Recently, the British forces operating in the Middle East theater, were
given the following American rations and equipment for testing: 24 "K" rations,
6 packages of "M" rations, one 2-piece enameled cooking-utensil, and one
portable pressure stove. The results of the field tests under desert conditions are
The "K" ration was well received. Several features responsible for this
satisfaction were: its excellent waterproof packing, high food value, variety,
absence of waste connected with its use, and the attractive way in which
prepared. The only serious questions raised concerning its fitness for use in the
Middle East were its availability and the date of the canned foods.
Specifically, the report of a tank crew that used the ration was that it
satisfied all hunger and energy needs, was appetizing, nothing was wasted, no ill
effects were noted, the packing protected the contents from sand and oil, and the
weight and size of the ration was less than the one customarily used. The only
unfavorable reaction was the increased thirst resulting from eating the biscuits
and graham crackers. In view of the fact that these crews were on one-half
gallon a day water rations for drinking and washing, this is a serious complaint.
The comments concerning the "M" ration in general are that the packing
is excellent, stands up well in transport, and under usual conditions its contents
are adequately protected. The lemonade powder had attracted moisture and

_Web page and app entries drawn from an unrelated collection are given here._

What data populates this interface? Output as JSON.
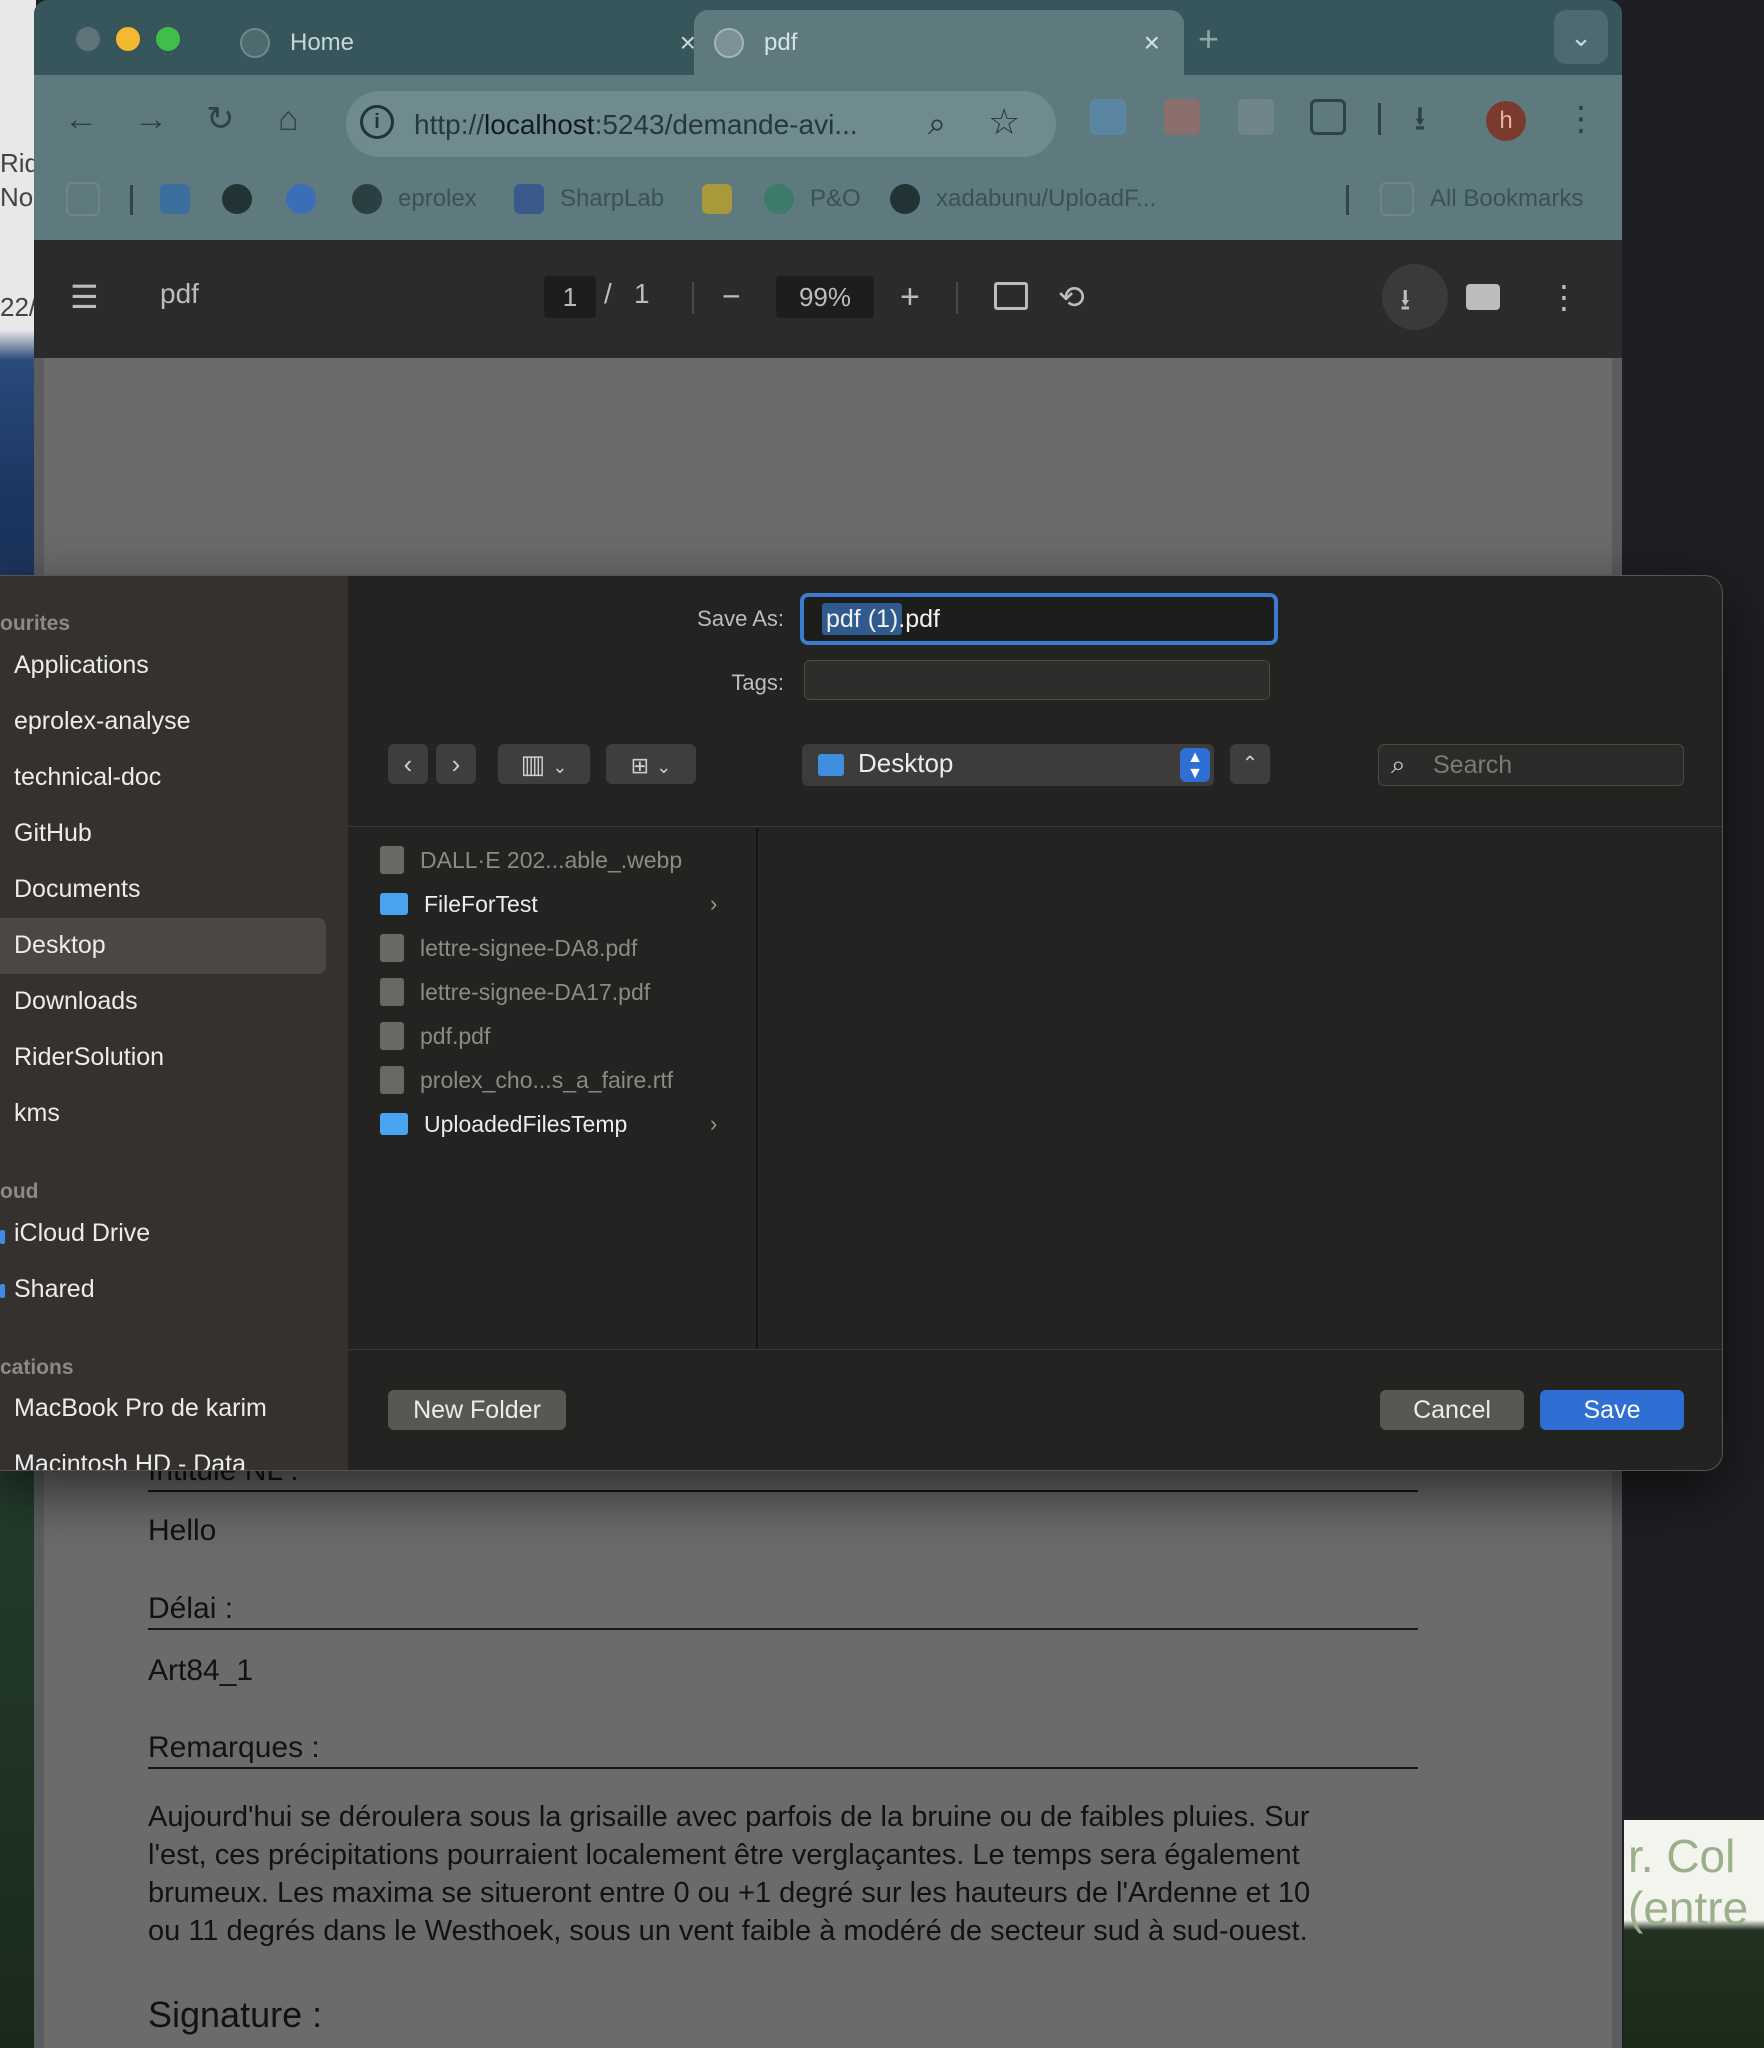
{
  "desktop": {
    "left_peek": [
      "Rid",
      "No",
      "22/"
    ],
    "right_peek": [
      "r. Col",
      "(entre"
    ]
  },
  "browser": {
    "tabs": [
      {
        "label": "Home",
        "close": "×"
      },
      {
        "label": "pdf",
        "close": "×"
      }
    ],
    "new_tab": "+",
    "tab_menu": "⌄",
    "nav": {
      "back": "←",
      "forward": "→",
      "reload": "↻",
      "home": "⌂"
    },
    "address": {
      "prefix": "http://",
      "host": "localhost",
      "rest": ":5243/demande-avi...",
      "info": "i",
      "zoom": "⌕",
      "star": "☆"
    },
    "avatar": "h",
    "more": "⋮",
    "bookmarks": [
      {
        "label": "",
        "icon": "outlook-icon"
      },
      {
        "label": "",
        "icon": "github-icon"
      },
      {
        "label": "",
        "icon": "facebook-icon"
      },
      {
        "label": "eprolex",
        "icon": "globe-icon"
      },
      {
        "label": "SharpLab",
        "icon": "sharplab-icon"
      },
      {
        "label": "",
        "icon": "miro-icon"
      },
      {
        "label": "P&O",
        "icon": "po-icon"
      },
      {
        "label": "xadabunu/UploadF...",
        "icon": "github-icon"
      },
      {
        "label": "All Bookmarks",
        "icon": "folder-icon"
      }
    ]
  },
  "pdf_viewer": {
    "menu": "☰",
    "title": "pdf",
    "page_current": "1",
    "page_sep": "/",
    "page_total": "1",
    "zoom_out": "−",
    "zoom": "99%",
    "zoom_in": "+",
    "more": "⋮"
  },
  "pdf_document": {
    "fields": [
      {
        "label": "Intitulé NL :",
        "value": "Hello"
      },
      {
        "label": "Délai :",
        "value": "Art84_1"
      }
    ],
    "remarks_label": "Remarques :",
    "remarks_lines": [
      "Aujourd'hui se déroulera sous la grisaille avec parfois de la bruine ou de faibles pluies. Sur",
      "l'est, ces précipitations pourraient localement être verglaçantes. Le temps sera également",
      "brumeux. Les maxima se situeront entre 0 ou +1 degré sur les hauteurs de l'Ardenne et 10",
      "ou 11 degrés dans le Westhoek, sous un vent faible à modéré de secteur sud à sud-ouest."
    ],
    "signature_label": "Signature :"
  },
  "save_dialog": {
    "save_as_label": "Save As:",
    "filename": "pdf (1).pdf",
    "tags_label": "Tags:",
    "tags_value": "",
    "location": "Desktop",
    "search_placeholder": "Search",
    "sidebar": {
      "favourites_heading": "ourites",
      "favourites": [
        "Applications",
        "eprolex-analyse",
        "technical-doc",
        "GitHub",
        "Documents",
        "Desktop",
        "Downloads",
        "RiderSolution",
        "kms"
      ],
      "selected": "Desktop",
      "icloud_heading": "oud",
      "icloud": [
        "iCloud Drive",
        "Shared"
      ],
      "locations_heading": "cations",
      "locations": [
        "MacBook Pro de karim",
        "Macintosh HD - Data"
      ]
    },
    "files": [
      {
        "name": "DALL·E 202...able_.webp",
        "type": "file"
      },
      {
        "name": "FileForTest",
        "type": "folder"
      },
      {
        "name": "lettre-signee-DA8.pdf",
        "type": "file"
      },
      {
        "name": "lettre-signee-DA17.pdf",
        "type": "file"
      },
      {
        "name": "pdf.pdf",
        "type": "file"
      },
      {
        "name": "prolex_cho...s_a_faire.rtf",
        "type": "file"
      },
      {
        "name": "UploadedFilesTemp",
        "type": "folder"
      }
    ],
    "buttons": {
      "new_folder": "New Folder",
      "cancel": "Cancel",
      "save": "Save"
    },
    "accent_color": "#2f6fd3"
  }
}
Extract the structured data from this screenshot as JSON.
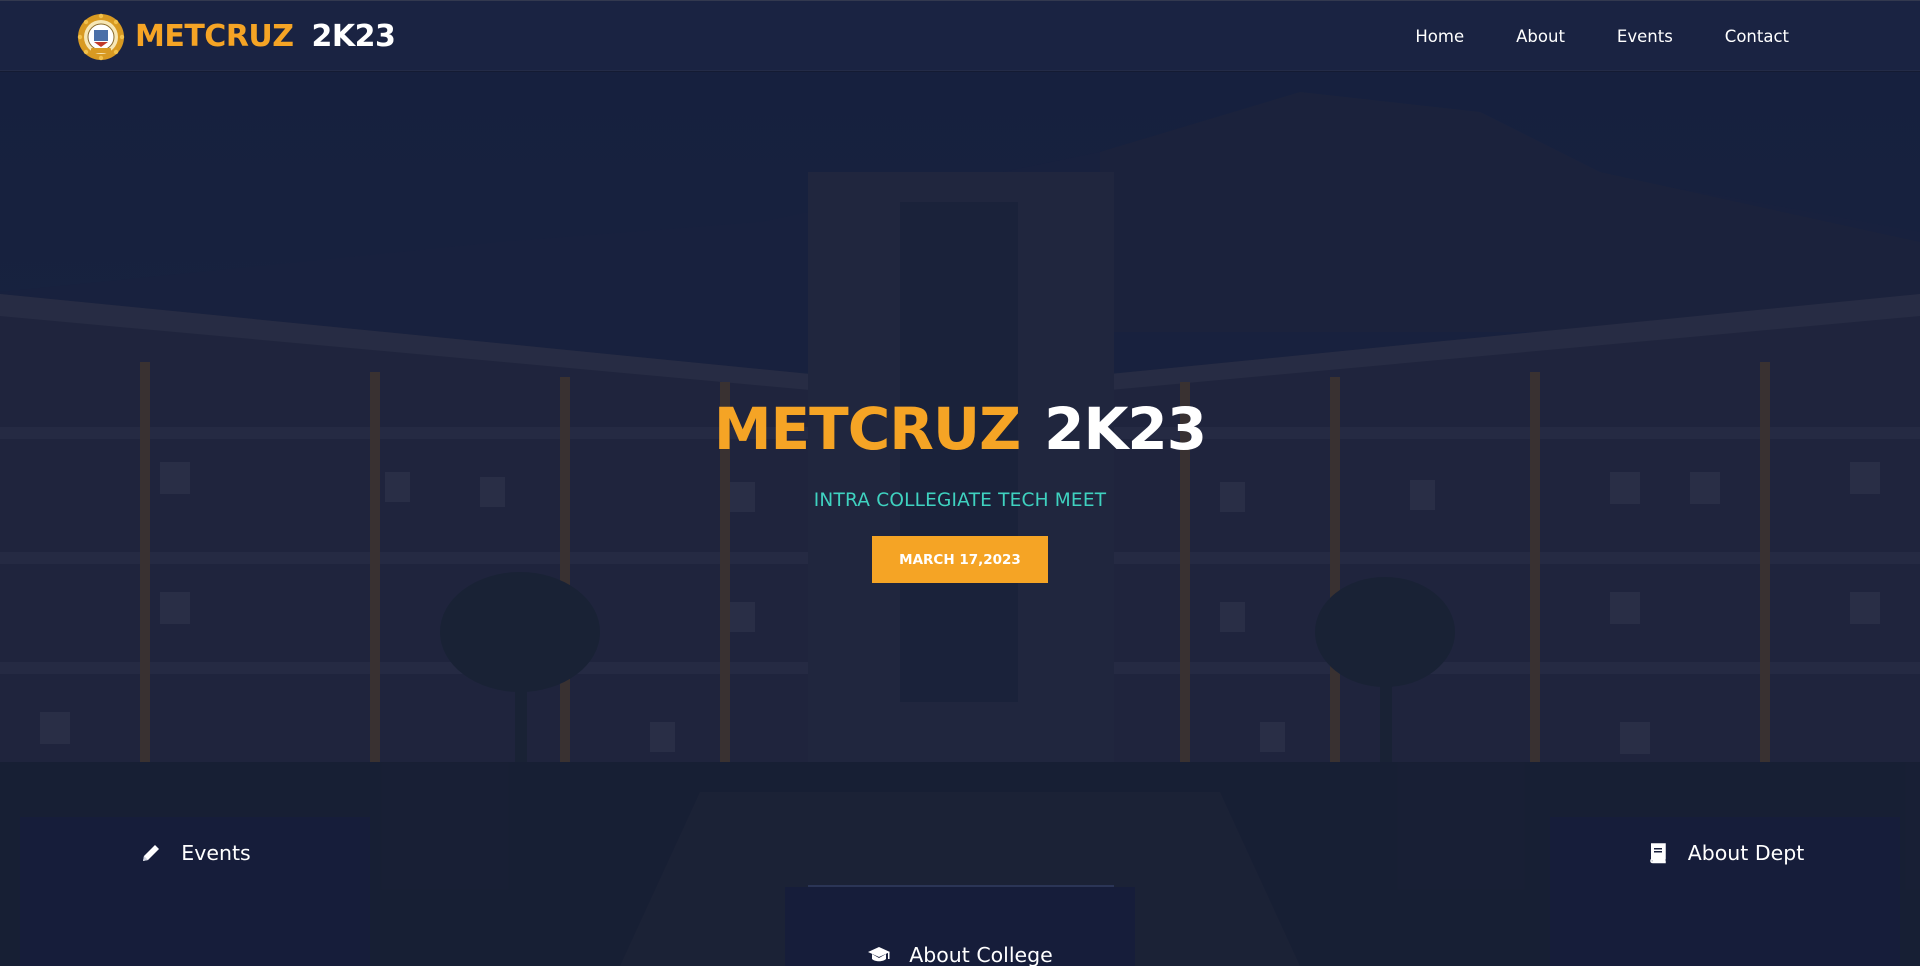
{
  "header": {
    "brand_primary": "METCRUZ",
    "brand_secondary": "2K23",
    "logo_icon": "college-emblem-icon"
  },
  "nav": {
    "items": [
      {
        "label": "Home"
      },
      {
        "label": "About"
      },
      {
        "label": "Events"
      },
      {
        "label": "Contact"
      }
    ]
  },
  "hero": {
    "title_primary": "METCRUZ",
    "title_secondary": "2K23",
    "subtitle": "INTRA COLLEGIATE TECH MEET",
    "date_button": "MARCH 17,2023"
  },
  "features": [
    {
      "label": "Events",
      "icon": "pencil-icon"
    },
    {
      "label": "About College",
      "icon": "graduation-cap-icon"
    },
    {
      "label": "About Dept",
      "icon": "book-icon"
    }
  ],
  "colors": {
    "accent": "#f5a425",
    "subtitle": "#3fd2c0",
    "navbar": "#1a2342",
    "card": "#161d3a"
  }
}
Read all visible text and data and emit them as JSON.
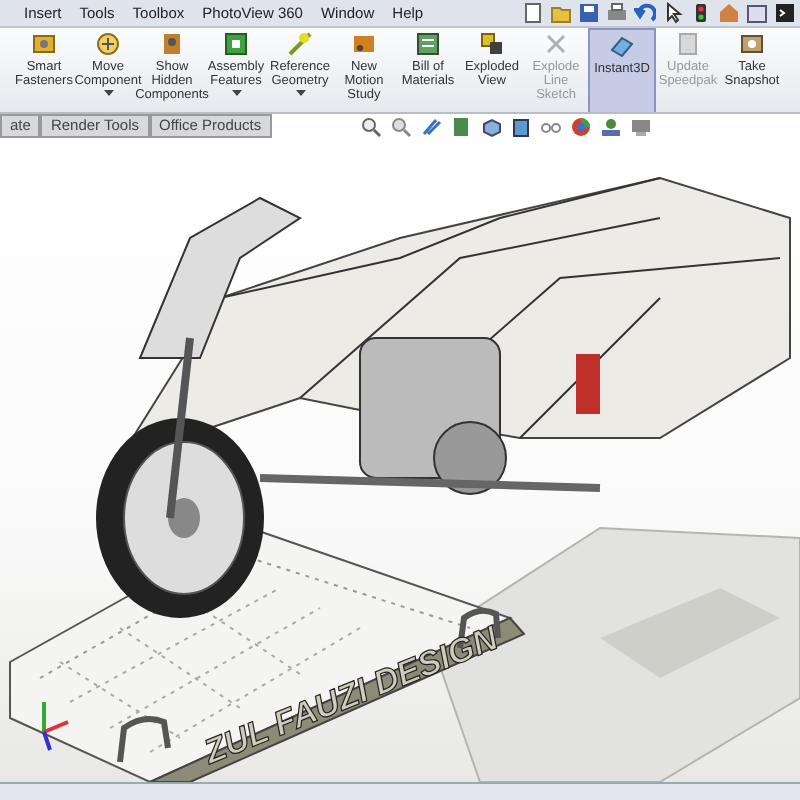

became hard and difficult to use. All other ingredients were in good condition
for use. The amount of water required, and the time required to cook a meal,
detract considerably from its value as a ration in this particular theater.
The cooking utensils proved to be an excellent set of compactly packed
and easily cleaned utensils.
The portable pressure-stove was a failure. The chief defects observed
were the absence of a wind screen, and the small size of the pressure chamber. In
the desert, a stove must have a wind screen of some sort to prevent the flame
from being blown out. Pressure could not be maintained for more than 30 seconds, and
this required the attention of one man for continual pumping. The fuel
used was unleaded, 70 to 80 octane gasoline. The fuel jets were frequently
clogged from sand and oil.